> [TASK DETAILS] Repeat the entries below word for word, though any picture in them should be dropped.

> [INFORMATION PROVIDED]
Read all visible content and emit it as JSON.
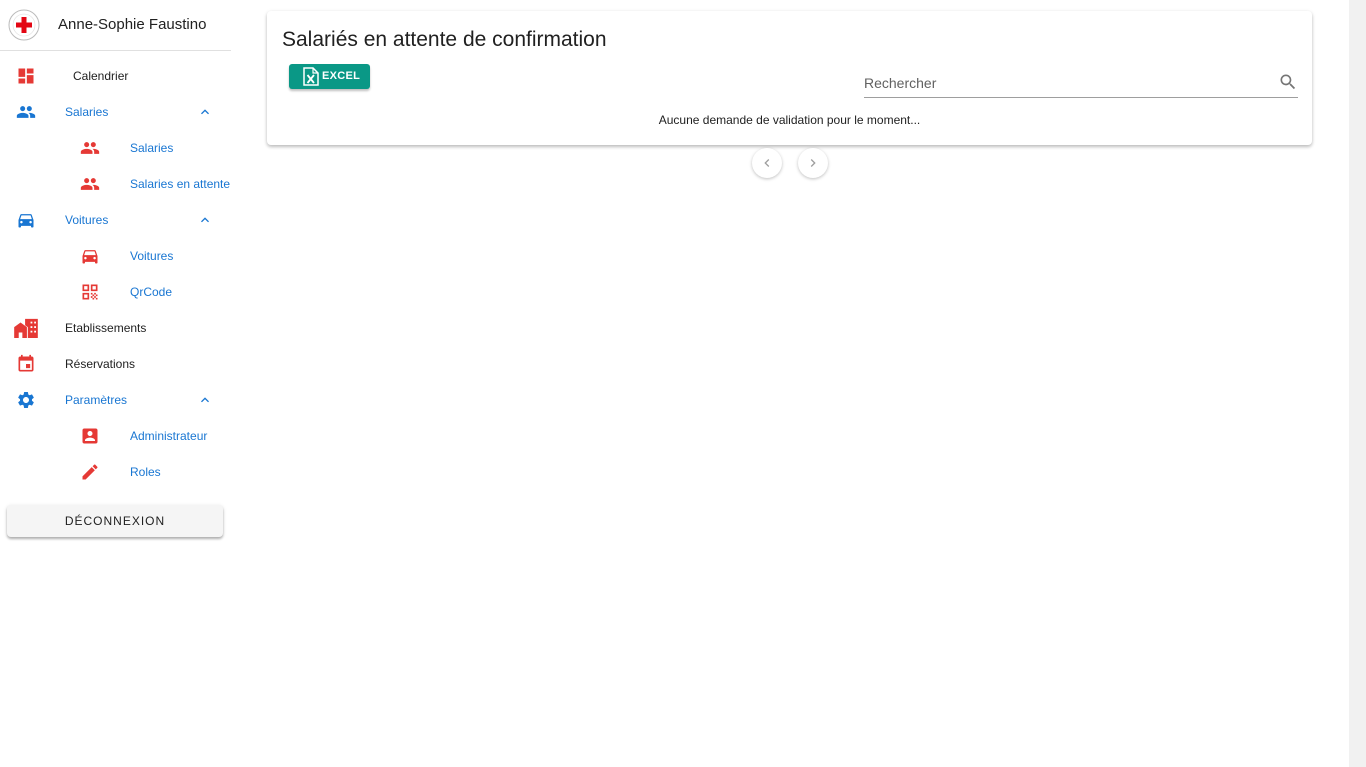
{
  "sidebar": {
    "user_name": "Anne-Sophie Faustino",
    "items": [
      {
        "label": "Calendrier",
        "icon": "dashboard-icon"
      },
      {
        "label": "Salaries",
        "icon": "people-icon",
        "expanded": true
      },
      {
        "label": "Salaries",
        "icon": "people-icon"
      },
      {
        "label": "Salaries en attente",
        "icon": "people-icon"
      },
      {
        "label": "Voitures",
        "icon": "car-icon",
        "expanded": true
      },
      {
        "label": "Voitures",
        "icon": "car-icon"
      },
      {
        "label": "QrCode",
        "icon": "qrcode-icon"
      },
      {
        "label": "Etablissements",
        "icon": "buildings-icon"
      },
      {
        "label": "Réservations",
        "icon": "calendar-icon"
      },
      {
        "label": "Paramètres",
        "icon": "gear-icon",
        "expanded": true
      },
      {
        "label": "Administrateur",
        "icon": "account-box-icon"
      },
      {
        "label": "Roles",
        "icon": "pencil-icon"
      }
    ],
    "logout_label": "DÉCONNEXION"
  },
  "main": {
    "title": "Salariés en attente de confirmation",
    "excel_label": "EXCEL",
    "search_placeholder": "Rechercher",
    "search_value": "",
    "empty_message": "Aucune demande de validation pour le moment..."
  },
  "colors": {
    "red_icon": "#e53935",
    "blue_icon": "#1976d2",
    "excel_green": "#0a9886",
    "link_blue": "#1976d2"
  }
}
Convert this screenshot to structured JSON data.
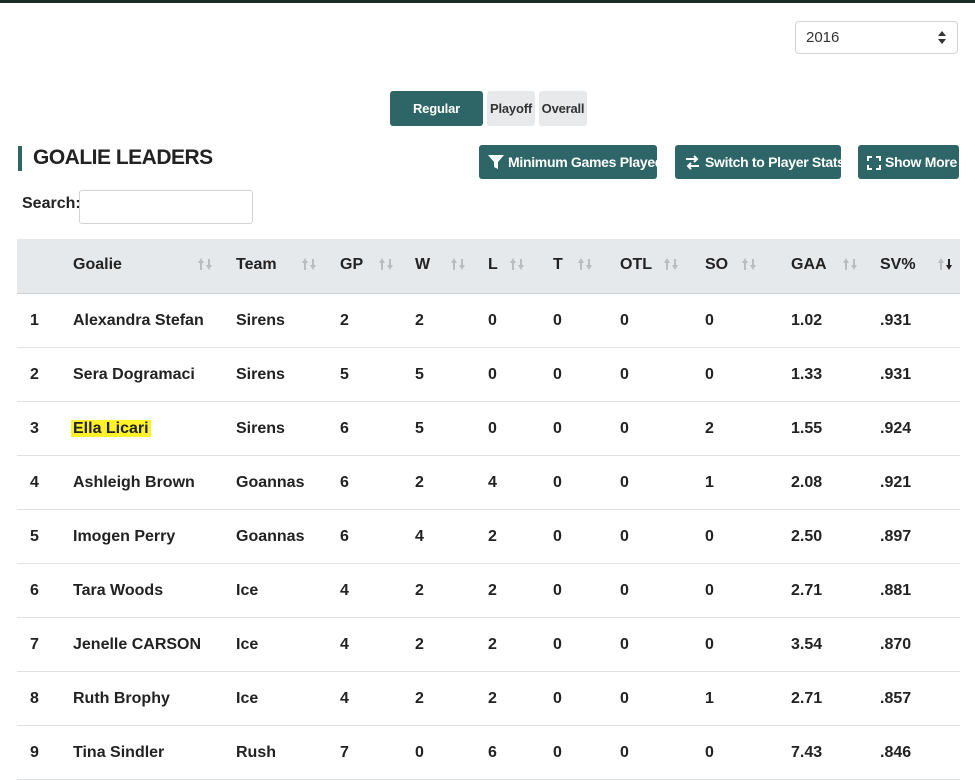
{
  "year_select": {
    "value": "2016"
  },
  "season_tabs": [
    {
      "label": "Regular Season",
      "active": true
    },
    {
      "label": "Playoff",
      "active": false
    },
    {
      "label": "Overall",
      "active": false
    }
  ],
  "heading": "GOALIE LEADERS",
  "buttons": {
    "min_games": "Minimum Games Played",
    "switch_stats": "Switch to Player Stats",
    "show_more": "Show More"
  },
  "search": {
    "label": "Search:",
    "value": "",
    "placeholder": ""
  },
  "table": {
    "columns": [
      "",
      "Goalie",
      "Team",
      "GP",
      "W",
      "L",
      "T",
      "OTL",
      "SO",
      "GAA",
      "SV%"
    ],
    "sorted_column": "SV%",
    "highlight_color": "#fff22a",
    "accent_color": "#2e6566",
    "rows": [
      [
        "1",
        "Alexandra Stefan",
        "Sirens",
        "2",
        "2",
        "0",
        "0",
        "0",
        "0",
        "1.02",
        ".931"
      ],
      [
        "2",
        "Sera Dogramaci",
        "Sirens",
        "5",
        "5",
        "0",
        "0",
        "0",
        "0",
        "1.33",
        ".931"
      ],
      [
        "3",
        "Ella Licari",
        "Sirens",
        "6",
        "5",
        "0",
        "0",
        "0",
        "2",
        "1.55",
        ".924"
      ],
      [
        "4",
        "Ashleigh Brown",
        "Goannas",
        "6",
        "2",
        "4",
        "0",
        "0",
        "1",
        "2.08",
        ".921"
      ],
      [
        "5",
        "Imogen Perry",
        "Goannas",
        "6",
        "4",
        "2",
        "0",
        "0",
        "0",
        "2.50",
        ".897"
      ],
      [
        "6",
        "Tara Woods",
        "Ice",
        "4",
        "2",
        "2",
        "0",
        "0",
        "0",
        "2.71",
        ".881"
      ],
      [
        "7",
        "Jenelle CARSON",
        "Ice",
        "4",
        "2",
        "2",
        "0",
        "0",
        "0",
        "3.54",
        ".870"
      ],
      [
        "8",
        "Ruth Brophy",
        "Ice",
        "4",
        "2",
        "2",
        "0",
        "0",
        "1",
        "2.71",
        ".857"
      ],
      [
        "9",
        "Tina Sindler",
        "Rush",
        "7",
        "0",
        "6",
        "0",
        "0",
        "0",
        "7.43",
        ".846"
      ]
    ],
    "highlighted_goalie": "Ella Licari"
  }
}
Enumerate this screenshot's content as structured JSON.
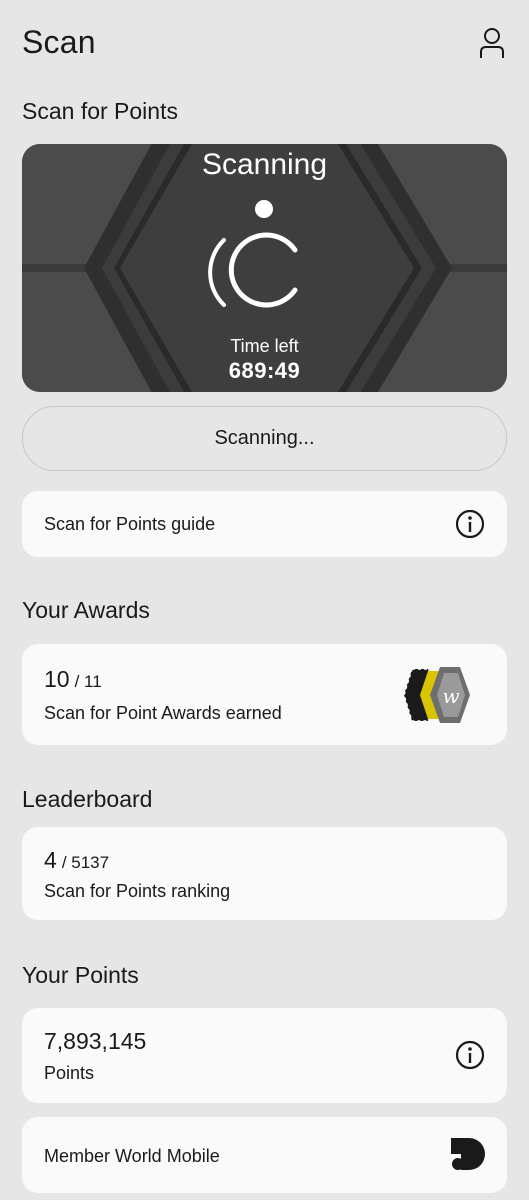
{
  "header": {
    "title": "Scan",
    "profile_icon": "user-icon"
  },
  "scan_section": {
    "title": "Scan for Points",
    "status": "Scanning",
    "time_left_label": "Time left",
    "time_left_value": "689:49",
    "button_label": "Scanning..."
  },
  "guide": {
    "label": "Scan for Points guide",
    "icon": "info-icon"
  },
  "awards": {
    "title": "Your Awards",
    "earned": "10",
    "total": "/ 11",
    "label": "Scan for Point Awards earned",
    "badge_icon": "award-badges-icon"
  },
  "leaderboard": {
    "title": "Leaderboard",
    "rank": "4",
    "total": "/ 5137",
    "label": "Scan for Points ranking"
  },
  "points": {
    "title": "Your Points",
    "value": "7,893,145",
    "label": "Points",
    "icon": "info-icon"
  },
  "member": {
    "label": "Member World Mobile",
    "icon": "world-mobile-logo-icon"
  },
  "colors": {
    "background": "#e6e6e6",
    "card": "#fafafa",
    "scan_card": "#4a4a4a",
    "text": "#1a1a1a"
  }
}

> [YOUR RESPONSE]
Read all visible content and emit it as JSON.
{
  "sidebar": {
    "user_name": "Anne-Sophie Faustino",
    "items": [
      {
        "label": "Calendrier",
        "icon": "dashboard-icon"
      },
      {
        "label": "Salaries",
        "icon": "people-icon",
        "expanded": true
      },
      {
        "label": "Salaries",
        "icon": "people-icon"
      },
      {
        "label": "Salaries en attente",
        "icon": "people-icon"
      },
      {
        "label": "Voitures",
        "icon": "car-icon",
        "expanded": true
      },
      {
        "label": "Voitures",
        "icon": "car-icon"
      },
      {
        "label": "QrCode",
        "icon": "qrcode-icon"
      },
      {
        "label": "Etablissements",
        "icon": "buildings-icon"
      },
      {
        "label": "Réservations",
        "icon": "calendar-icon"
      },
      {
        "label": "Paramètres",
        "icon": "gear-icon",
        "expanded": true
      },
      {
        "label": "Administrateur",
        "icon": "account-box-icon"
      },
      {
        "label": "Roles",
        "icon": "pencil-icon"
      }
    ],
    "logout_label": "DÉCONNEXION"
  },
  "main": {
    "title": "Salariés en attente de confirmation",
    "excel_label": "EXCEL",
    "search_placeholder": "Rechercher",
    "search_value": "",
    "empty_message": "Aucune demande de validation pour le moment..."
  },
  "colors": {
    "red_icon": "#e53935",
    "blue_icon": "#1976d2",
    "excel_green": "#0a9886",
    "link_blue": "#1976d2"
  }
}
Convert this screenshot to structured JSON data.
{
  "year_select": {
    "value": "2016"
  },
  "season_tabs": [
    {
      "label": "Regular Season",
      "active": true
    },
    {
      "label": "Playoff",
      "active": false
    },
    {
      "label": "Overall",
      "active": false
    }
  ],
  "heading": "GOALIE LEADERS",
  "buttons": {
    "min_games": "Minimum Games Played",
    "switch_stats": "Switch to Player Stats",
    "show_more": "Show More"
  },
  "search": {
    "label": "Search:",
    "value": "",
    "placeholder": ""
  },
  "table": {
    "columns": [
      "",
      "Goalie",
      "Team",
      "GP",
      "W",
      "L",
      "T",
      "OTL",
      "SO",
      "GAA",
      "SV%"
    ],
    "sorted_column": "SV%",
    "highlight_color": "#fff22a",
    "accent_color": "#2e6566",
    "rows": [
      [
        "1",
        "Alexandra Stefan",
        "Sirens",
        "2",
        "2",
        "0",
        "0",
        "0",
        "0",
        "1.02",
        ".931"
      ],
      [
        "2",
        "Sera Dogramaci",
        "Sirens",
        "5",
        "5",
        "0",
        "0",
        "0",
        "0",
        "1.33",
        ".931"
      ],
      [
        "3",
        "Ella Licari",
        "Sirens",
        "6",
        "5",
        "0",
        "0",
        "0",
        "2",
        "1.55",
        ".924"
      ],
      [
        "4",
        "Ashleigh Brown",
        "Goannas",
        "6",
        "2",
        "4",
        "0",
        "0",
        "1",
        "2.08",
        ".921"
      ],
      [
        "5",
        "Imogen Perry",
        "Goannas",
        "6",
        "4",
        "2",
        "0",
        "0",
        "0",
        "2.50",
        ".897"
      ],
      [
        "6",
        "Tara Woods",
        "Ice",
        "4",
        "2",
        "2",
        "0",
        "0",
        "0",
        "2.71",
        ".881"
      ],
      [
        "7",
        "Jenelle CARSON",
        "Ice",
        "4",
        "2",
        "2",
        "0",
        "0",
        "0",
        "3.54",
        ".870"
      ],
      [
        "8",
        "Ruth Brophy",
        "Ice",
        "4",
        "2",
        "2",
        "0",
        "0",
        "1",
        "2.71",
        ".857"
      ],
      [
        "9",
        "Tina Sindler",
        "Rush",
        "7",
        "0",
        "6",
        "0",
        "0",
        "0",
        "7.43",
        ".846"
      ]
    ],
    "highlighted_goalie": "Ella Licari"
  }
}
Enumerate this screenshot's content as structured JSON.
{
  "header": {
    "title": "Scan",
    "profile_icon": "user-icon"
  },
  "scan_section": {
    "title": "Scan for Points",
    "status": "Scanning",
    "time_left_label": "Time left",
    "time_left_value": "689:49",
    "button_label": "Scanning..."
  },
  "guide": {
    "label": "Scan for Points guide",
    "icon": "info-icon"
  },
  "awards": {
    "title": "Your Awards",
    "earned": "10",
    "total": "/ 11",
    "label": "Scan for Point Awards earned",
    "badge_icon": "award-badges-icon"
  },
  "leaderboard": {
    "title": "Leaderboard",
    "rank": "4",
    "total": "/ 5137",
    "label": "Scan for Points ranking"
  },
  "points": {
    "title": "Your Points",
    "value": "7,893,145",
    "label": "Points",
    "icon": "info-icon"
  },
  "member": {
    "label": "Member World Mobile",
    "icon": "world-mobile-logo-icon"
  },
  "colors": {
    "background": "#e6e6e6",
    "card": "#fafafa",
    "scan_card": "#4a4a4a",
    "text": "#1a1a1a"
  }
}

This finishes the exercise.